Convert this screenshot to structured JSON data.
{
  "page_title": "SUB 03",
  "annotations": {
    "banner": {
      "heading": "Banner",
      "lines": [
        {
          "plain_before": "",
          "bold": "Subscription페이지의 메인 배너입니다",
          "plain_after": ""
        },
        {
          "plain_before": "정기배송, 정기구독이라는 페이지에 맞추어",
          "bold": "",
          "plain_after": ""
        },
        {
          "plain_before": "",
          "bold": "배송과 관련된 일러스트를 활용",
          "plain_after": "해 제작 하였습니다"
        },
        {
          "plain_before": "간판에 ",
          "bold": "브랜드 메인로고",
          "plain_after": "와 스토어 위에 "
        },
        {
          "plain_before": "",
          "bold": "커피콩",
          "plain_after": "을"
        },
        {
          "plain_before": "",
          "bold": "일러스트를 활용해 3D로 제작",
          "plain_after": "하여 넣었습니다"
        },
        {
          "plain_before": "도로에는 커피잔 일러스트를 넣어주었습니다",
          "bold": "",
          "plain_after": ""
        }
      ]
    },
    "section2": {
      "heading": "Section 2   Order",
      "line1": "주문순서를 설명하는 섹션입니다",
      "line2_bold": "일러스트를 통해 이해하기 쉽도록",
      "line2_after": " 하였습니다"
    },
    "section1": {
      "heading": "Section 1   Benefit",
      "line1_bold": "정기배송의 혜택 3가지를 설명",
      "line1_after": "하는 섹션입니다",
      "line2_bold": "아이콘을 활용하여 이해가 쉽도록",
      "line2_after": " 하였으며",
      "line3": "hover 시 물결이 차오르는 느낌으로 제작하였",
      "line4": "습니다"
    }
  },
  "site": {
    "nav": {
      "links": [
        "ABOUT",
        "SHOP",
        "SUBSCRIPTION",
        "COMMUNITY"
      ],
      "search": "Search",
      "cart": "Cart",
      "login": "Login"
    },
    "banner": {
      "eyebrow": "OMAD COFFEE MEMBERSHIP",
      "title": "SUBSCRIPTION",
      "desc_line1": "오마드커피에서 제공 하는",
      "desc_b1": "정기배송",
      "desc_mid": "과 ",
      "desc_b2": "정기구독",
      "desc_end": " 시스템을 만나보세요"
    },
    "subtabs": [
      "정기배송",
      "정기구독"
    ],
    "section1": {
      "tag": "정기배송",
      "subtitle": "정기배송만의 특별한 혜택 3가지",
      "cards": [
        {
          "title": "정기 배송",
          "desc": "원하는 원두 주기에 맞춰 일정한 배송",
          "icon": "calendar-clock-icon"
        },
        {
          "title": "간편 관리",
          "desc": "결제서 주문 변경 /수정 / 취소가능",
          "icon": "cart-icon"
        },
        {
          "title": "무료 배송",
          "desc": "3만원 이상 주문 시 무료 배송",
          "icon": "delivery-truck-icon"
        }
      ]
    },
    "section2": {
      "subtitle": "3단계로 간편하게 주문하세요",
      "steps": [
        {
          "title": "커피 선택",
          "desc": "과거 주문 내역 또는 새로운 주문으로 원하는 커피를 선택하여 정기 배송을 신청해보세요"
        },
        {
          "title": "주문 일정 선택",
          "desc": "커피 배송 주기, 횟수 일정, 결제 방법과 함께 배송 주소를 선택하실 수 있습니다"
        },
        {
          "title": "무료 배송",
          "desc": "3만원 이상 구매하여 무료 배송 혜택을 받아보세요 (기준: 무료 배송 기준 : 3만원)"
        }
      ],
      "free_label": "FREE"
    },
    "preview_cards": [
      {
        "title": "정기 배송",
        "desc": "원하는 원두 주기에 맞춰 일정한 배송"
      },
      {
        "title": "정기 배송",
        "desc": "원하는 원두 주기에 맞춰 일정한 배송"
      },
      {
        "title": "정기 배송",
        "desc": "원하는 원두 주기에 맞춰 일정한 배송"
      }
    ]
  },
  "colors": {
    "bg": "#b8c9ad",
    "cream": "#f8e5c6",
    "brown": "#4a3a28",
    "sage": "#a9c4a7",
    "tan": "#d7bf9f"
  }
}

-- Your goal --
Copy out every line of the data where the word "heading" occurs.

-- Written response --
      "heading": "Banner",
      "heading": "Section 2   Order",
      "heading": "Section 1   Benefit",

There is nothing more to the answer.